Orthodontists and Their Patients
Orthodontics, or the treatment of malocclusion, has been around for centuries. And through it, all the practice has evolved into a set of specific responsibilities. However, one thing that remains constant is that orthodontics patients, while being valued clients, are not legally obligated to agree to these contracts. Is this a fair practice?
First, what is an ‘orthodontic doctor-patient relationship’?
In general terms, it is a two-way relationship that begins when a new patient is referred to an orthodontist for a specific treatment option. The implied and actual contract responsibilities that orthodontists must give their patients are: The orthodontist will be properly licensed/credentialed/ Registered. Both the orthodontist and his/her staff will practice outside the scope of their respective duties allowed.
Second, in regards to the scope of practice
for both doctors and their staff, what exactly is considered ‘irregular’ is determined by each State’s laws and regulations.
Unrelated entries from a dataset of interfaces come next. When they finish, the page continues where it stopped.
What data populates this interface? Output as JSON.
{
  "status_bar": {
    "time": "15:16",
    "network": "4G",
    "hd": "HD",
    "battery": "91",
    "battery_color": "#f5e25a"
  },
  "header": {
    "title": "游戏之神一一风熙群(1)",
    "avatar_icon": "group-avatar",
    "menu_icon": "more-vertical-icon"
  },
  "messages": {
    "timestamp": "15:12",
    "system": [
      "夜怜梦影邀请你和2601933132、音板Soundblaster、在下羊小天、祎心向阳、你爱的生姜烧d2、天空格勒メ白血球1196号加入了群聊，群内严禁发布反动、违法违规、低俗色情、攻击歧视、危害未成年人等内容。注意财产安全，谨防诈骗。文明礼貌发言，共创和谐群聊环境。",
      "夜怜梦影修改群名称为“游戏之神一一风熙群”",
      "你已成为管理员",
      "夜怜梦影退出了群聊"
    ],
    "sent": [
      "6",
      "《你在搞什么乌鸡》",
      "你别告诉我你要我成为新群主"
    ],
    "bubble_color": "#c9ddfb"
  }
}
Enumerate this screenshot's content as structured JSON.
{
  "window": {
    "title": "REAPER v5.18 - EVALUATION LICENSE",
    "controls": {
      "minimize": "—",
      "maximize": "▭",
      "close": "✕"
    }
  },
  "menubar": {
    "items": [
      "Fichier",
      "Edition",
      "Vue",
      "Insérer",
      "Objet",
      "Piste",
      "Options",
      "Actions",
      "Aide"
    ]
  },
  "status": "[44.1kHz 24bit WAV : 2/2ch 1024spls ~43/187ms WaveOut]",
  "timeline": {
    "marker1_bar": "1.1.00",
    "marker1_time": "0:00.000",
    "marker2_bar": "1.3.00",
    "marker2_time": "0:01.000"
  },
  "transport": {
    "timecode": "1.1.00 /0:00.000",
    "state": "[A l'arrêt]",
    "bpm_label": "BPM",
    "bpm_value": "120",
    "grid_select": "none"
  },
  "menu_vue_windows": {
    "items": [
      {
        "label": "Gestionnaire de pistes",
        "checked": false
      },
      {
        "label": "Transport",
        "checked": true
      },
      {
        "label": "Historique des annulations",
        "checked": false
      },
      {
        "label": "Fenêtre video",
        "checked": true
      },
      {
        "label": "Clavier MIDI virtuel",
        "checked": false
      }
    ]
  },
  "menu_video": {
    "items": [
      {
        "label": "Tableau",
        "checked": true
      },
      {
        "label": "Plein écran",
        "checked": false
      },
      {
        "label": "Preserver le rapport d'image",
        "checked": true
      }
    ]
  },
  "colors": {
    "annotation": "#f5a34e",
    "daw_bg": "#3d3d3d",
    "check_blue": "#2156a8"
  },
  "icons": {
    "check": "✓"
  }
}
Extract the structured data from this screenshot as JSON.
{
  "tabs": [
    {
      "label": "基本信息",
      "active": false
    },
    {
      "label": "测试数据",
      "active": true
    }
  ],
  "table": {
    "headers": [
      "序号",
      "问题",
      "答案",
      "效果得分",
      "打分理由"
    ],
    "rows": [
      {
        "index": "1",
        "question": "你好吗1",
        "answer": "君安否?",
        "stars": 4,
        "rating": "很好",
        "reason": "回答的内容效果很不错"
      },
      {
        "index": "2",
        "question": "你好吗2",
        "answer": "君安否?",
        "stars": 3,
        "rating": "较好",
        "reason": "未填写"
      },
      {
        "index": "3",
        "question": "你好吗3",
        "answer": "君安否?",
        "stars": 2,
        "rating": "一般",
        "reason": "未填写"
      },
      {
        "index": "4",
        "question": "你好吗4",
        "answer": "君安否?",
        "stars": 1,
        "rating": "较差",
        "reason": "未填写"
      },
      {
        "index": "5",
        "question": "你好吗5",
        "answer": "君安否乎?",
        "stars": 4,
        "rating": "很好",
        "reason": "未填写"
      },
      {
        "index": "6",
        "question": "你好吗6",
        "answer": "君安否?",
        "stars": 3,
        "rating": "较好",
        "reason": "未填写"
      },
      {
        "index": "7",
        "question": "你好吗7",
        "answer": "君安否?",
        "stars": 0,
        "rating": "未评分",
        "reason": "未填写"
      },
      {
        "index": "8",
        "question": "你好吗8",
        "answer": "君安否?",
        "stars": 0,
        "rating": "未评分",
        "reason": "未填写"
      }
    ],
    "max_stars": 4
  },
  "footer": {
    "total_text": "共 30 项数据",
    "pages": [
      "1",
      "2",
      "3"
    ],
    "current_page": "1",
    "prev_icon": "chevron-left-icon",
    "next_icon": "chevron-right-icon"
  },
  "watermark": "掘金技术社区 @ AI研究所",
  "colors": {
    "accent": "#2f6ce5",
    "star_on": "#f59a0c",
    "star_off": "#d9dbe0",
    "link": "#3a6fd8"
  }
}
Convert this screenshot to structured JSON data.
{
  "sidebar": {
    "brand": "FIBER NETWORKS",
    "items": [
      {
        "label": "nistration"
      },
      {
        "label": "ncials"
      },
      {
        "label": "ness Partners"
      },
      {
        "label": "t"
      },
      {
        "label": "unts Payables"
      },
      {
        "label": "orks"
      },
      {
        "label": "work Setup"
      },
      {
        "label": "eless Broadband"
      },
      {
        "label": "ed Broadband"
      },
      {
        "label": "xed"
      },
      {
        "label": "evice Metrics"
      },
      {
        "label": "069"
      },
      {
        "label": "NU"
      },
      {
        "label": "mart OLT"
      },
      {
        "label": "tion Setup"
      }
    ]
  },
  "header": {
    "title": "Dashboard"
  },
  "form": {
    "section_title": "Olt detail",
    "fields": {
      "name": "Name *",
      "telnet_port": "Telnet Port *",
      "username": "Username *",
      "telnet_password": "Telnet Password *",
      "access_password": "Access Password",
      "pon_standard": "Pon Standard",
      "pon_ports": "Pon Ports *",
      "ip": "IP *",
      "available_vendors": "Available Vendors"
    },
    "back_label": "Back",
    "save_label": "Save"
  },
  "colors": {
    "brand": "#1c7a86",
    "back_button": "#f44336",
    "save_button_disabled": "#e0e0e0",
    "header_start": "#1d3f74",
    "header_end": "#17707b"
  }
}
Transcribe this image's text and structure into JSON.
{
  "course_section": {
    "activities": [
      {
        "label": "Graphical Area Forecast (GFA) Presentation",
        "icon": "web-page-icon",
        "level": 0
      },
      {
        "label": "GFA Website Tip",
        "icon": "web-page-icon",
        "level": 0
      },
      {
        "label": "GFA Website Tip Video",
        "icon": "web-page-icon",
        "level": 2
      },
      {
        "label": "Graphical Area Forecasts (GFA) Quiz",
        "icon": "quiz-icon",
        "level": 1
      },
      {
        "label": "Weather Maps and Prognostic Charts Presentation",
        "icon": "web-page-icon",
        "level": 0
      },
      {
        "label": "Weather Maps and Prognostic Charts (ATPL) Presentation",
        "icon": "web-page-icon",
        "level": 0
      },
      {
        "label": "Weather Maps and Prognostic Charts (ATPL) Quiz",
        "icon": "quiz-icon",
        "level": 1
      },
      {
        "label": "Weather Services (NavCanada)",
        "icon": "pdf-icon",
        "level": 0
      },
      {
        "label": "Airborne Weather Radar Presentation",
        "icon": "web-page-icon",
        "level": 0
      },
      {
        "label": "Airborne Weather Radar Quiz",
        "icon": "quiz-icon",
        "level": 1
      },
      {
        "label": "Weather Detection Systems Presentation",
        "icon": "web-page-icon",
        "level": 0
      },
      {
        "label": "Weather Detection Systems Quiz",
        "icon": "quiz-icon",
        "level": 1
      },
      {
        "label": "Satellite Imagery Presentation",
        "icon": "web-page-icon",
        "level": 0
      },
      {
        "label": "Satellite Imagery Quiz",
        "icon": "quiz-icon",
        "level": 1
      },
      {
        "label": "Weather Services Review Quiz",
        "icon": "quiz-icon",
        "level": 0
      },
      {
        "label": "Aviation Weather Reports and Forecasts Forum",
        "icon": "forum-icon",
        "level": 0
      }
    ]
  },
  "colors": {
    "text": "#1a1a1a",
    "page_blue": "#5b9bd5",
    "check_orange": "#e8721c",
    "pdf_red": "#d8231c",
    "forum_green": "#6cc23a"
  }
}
This is largely determined by how much HIPAA exposure (which includes the privacy rights protected under HIPAA) each state allows for their healthcare professionals. While some States have minimal laws governing their profession there are others where unethical behaviors are severely punished. Additionally, when considering what is considered ‘irregular’, each State’s laws are subject to change. In short, patients want orthodontic care but are not necessarily obligated to agree to go that route with their specialist.
Next, in regards to the scope of practice
for a general practitioner and an orthodontist, the relationship is highly structured. While most times the primary duty of these healthcare professionals is to see patients and make treatment decisions based on what works best, they are also trained to share information between patients and their respective doctors. Therefore, most times shared decision-making occurs through discussions between a patient and their doctors.
Finally, in regards to the telehealth and telemedicine relationship
there is currently very little regulation regarding this industry. However, it is a growing industry with new products, equipment, and services being developed every day. As such, doctors and patients should be aware of potential risks and benefits when using either a telehealth or telemedicine provider. For example, many insurance companies are requiring that doctors who offer telemedicine services must meet certain criteria or face a penalty.
In conclusion, orthodontics and the healthcare industry
in general, has come under increasing scrutiny due to new studies and consumer concerns about their treatments. Orthodontic doctors have expanded their offerings and expanded the scope of what can be done to improve the health outcomes of patients with their teeth. However, more must be done to ensure that patients receive the highest quality care while staying informed about their treatment options. Orthodontic professionals must continue to evaluate their relationship with patients and with each other to foster increased communication and focus on all of the patient’s needs.